Research Report: Pollinator Hotshot Crews

Pollinator Hot Shot Crews
Colorado State University Students Isheka Orr and Nicole Wagner show "Geoscientists In the Park" intern Melissa Fry (center) how they document pollinators and upload images to iNaturalist.

NPS Photo - E. Oberg

Research Permit Number: YELL-2016-60
Project Leads: Ann Rodman & Erik Oberg
Affiliation: National Park Service

Pollinator Hotshot Crews, funded through the National Science Foundation travel to parks across the country including Yellowstone to document insects and the plants they pollinate. Yellowstone National Park recently conducted a BioBlitz and bee bowl study to create a park pollinator species list. Students, interns, and citizen science volunteers visit monitoring sites from the Gardiner basin, elevation 5,259’ all the way to the top of Mt. Washburn, elevation 10,223’ to better understand what species of insect pollinators occur in the park, and where they live.

Data. Data. Data. Participants are trained by park staff and work together to record temperature, relative humidity, wind speed, vegetative cover, and phenology events such as the timing of plant blooms. Insects are netted by hand, photographed and released. Go-Pro cameras record pollinator activity. Connecting people to nature by recording these observations is key to fostering appreciation and documenting relationships between plants, animals, and the park. Learn how you can get involved in volunteer opportunities at:

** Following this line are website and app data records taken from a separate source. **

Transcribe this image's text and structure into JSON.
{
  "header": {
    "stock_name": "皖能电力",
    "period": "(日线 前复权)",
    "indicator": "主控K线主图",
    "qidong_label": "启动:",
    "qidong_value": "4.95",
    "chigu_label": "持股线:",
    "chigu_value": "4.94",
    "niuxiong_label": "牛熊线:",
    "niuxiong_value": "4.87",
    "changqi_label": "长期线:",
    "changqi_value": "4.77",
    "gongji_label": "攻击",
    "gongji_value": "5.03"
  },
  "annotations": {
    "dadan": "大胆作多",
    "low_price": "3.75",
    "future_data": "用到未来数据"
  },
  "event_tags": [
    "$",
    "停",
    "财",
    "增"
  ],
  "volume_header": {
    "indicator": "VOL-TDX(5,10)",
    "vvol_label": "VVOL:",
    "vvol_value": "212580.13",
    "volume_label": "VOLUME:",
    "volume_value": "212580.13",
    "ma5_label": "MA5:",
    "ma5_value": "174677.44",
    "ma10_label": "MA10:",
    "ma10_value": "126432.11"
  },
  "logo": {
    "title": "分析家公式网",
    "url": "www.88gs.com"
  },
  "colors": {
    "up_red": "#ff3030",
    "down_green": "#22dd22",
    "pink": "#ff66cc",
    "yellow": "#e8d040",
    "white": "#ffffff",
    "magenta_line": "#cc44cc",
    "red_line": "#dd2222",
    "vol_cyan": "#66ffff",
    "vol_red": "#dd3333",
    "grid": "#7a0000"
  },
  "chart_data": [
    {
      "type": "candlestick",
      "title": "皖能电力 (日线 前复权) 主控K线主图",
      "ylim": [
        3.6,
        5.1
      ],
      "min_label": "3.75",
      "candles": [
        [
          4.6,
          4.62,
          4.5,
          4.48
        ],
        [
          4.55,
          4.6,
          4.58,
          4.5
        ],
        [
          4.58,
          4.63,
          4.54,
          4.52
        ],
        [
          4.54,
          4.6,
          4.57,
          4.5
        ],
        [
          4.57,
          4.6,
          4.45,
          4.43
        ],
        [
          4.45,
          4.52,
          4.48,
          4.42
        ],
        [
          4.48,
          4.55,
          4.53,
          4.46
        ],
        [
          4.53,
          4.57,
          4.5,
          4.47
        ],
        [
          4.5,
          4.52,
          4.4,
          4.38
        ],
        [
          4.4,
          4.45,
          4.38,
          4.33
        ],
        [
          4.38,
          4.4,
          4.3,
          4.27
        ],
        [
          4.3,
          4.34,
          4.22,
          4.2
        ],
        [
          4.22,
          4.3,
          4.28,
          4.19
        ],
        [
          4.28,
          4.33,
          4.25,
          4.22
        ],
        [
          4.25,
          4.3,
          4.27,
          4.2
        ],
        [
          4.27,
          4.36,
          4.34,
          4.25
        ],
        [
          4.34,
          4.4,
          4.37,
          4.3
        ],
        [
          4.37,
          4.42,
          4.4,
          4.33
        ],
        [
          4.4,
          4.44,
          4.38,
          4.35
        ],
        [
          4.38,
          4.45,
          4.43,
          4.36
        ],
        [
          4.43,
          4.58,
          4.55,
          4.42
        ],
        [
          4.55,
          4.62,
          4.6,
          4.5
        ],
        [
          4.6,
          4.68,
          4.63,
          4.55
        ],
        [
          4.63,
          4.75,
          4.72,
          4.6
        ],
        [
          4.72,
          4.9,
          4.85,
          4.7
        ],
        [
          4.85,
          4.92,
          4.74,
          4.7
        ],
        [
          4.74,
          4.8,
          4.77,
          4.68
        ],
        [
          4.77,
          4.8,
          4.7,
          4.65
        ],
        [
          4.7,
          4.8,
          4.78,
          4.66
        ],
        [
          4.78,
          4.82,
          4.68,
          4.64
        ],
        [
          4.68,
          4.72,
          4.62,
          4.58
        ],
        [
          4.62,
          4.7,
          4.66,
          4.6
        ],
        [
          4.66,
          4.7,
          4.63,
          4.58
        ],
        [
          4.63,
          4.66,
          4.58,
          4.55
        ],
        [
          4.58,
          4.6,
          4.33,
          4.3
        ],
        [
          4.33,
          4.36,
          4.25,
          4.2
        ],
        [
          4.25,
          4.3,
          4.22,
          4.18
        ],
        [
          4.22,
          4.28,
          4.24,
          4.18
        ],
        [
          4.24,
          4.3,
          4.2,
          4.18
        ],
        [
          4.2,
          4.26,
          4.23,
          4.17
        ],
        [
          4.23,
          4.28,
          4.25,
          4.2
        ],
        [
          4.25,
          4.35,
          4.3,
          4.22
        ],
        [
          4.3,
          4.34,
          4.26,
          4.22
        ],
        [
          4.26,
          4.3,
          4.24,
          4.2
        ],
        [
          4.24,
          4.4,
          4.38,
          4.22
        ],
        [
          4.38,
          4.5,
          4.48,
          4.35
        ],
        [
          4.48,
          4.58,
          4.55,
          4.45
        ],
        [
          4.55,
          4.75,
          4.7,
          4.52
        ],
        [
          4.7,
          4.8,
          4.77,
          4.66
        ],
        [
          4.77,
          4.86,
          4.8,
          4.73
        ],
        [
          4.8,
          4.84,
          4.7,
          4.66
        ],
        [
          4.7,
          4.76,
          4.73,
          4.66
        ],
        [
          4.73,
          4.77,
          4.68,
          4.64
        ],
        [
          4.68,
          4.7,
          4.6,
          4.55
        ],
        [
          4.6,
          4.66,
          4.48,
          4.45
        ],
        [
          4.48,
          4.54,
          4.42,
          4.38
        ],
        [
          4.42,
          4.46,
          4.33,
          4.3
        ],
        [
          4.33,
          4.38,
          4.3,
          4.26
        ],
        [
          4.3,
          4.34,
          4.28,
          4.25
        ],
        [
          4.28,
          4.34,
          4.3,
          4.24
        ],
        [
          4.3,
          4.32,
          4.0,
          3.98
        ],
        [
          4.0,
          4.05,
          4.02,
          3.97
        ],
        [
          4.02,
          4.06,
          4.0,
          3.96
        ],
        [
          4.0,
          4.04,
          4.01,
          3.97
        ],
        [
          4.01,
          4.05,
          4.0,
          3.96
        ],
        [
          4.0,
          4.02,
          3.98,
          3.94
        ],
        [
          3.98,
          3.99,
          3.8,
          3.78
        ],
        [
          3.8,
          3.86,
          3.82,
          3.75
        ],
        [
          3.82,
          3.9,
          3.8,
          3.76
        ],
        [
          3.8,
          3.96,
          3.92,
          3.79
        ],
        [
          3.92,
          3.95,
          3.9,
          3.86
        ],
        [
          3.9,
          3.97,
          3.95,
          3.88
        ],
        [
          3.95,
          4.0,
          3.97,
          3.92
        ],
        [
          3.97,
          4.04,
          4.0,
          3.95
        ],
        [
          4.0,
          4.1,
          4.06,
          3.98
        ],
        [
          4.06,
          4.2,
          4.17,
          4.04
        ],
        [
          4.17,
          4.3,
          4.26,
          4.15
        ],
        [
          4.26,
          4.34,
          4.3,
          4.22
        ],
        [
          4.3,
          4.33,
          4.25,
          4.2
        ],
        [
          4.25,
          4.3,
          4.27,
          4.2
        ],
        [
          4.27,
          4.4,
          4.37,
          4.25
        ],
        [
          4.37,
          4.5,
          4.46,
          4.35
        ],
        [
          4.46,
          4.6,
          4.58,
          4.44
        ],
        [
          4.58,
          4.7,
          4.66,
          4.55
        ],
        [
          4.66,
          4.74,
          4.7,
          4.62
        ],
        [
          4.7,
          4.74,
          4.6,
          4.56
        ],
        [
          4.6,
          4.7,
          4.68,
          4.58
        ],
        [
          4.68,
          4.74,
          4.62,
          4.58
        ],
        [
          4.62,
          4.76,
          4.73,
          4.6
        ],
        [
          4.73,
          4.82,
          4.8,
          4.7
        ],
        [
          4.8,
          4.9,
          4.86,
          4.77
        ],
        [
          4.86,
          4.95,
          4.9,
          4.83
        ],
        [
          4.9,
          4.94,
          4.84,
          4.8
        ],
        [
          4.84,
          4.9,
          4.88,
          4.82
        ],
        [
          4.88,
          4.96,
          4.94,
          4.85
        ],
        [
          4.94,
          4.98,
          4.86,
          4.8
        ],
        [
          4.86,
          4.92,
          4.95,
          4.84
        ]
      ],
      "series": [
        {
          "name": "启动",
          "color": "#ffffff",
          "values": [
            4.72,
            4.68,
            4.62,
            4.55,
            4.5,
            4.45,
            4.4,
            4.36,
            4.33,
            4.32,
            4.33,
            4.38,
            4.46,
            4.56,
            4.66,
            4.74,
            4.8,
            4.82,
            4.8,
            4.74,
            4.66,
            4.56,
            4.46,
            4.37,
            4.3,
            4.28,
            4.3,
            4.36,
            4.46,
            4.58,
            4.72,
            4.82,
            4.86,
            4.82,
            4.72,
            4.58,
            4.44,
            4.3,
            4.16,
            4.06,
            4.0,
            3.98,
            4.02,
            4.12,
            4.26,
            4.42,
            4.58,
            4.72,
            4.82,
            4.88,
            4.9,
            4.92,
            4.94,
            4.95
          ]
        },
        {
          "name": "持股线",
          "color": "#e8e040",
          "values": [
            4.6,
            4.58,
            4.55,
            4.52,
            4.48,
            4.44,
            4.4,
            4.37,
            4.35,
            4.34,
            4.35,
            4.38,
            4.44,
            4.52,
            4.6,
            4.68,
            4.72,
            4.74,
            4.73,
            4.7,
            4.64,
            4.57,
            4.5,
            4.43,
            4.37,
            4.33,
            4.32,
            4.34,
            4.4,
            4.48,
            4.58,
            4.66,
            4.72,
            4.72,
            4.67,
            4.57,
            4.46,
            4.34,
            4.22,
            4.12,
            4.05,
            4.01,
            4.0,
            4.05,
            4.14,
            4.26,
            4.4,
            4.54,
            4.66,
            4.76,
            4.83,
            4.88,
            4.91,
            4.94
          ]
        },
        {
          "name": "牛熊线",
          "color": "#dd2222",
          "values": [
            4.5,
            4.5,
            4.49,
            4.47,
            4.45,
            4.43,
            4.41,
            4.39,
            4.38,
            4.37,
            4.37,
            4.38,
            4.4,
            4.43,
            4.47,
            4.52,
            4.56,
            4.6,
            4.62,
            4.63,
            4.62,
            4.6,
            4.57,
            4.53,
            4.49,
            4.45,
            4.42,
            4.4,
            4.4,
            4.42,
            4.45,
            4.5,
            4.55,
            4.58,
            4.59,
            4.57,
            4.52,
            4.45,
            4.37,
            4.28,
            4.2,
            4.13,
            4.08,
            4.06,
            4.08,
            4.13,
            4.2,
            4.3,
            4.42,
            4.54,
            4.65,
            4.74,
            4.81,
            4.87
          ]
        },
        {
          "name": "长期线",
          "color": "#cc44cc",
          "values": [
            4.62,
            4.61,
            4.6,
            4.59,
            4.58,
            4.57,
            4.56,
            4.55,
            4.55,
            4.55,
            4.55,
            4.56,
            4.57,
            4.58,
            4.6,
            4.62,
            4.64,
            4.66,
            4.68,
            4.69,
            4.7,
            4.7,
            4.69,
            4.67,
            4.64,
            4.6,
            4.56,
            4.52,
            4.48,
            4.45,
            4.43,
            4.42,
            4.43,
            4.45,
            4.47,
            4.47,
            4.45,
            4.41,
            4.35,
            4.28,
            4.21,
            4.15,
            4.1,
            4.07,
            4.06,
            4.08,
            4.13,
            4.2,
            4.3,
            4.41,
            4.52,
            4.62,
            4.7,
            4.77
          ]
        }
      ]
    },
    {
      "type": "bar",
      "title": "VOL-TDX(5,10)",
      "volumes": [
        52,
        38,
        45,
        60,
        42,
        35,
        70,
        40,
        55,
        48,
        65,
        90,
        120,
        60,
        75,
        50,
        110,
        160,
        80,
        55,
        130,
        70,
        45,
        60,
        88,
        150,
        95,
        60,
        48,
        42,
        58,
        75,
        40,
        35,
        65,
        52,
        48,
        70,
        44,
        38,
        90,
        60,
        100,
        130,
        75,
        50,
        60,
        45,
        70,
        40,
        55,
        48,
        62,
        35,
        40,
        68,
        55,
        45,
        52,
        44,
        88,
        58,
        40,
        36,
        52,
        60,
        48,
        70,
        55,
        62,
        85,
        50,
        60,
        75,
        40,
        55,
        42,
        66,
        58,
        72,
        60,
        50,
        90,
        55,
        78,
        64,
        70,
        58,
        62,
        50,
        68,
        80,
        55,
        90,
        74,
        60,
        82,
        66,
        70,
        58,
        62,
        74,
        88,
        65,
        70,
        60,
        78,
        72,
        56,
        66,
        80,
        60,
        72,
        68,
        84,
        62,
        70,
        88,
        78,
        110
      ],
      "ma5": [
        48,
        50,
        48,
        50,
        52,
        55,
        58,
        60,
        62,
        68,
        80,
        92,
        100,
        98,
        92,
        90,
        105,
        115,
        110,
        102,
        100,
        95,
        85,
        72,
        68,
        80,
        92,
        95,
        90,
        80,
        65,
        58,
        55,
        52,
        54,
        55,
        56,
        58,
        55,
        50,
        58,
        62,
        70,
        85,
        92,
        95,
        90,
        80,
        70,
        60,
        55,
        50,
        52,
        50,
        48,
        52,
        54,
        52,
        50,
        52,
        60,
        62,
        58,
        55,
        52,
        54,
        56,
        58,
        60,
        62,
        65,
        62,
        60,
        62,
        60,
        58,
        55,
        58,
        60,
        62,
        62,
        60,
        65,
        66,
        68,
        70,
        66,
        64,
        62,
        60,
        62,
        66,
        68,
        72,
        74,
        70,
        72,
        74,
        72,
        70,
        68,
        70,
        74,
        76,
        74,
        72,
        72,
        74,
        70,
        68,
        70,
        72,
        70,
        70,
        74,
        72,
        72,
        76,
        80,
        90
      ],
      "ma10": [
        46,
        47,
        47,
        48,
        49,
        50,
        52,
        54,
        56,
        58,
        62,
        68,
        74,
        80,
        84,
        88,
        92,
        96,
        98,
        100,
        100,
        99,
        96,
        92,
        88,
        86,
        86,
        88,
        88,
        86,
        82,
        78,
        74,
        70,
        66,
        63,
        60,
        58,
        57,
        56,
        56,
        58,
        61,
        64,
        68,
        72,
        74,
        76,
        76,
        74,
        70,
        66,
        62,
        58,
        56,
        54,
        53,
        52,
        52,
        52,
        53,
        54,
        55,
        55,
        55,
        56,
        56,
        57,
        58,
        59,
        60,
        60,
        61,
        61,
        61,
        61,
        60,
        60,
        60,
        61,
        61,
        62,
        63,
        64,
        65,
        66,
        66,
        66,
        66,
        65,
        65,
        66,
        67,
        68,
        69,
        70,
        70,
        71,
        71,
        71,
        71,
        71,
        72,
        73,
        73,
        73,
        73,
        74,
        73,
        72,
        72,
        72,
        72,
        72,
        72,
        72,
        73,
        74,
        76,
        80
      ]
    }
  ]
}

Note: This group operates under an approved research project. It is the policy of the National Park Service to guarantee that management of parks is enhanced by the highest quality scientific information. Understanding our natural and cultural resources is vital to improving park management and expanding scientific knowledge. Specifc research activities conducted by non-NPS staff must be approved in advance through the Yellowstone Research Permit Office. For more information visit the research permitting policy page.

Last updated: August 24, 2017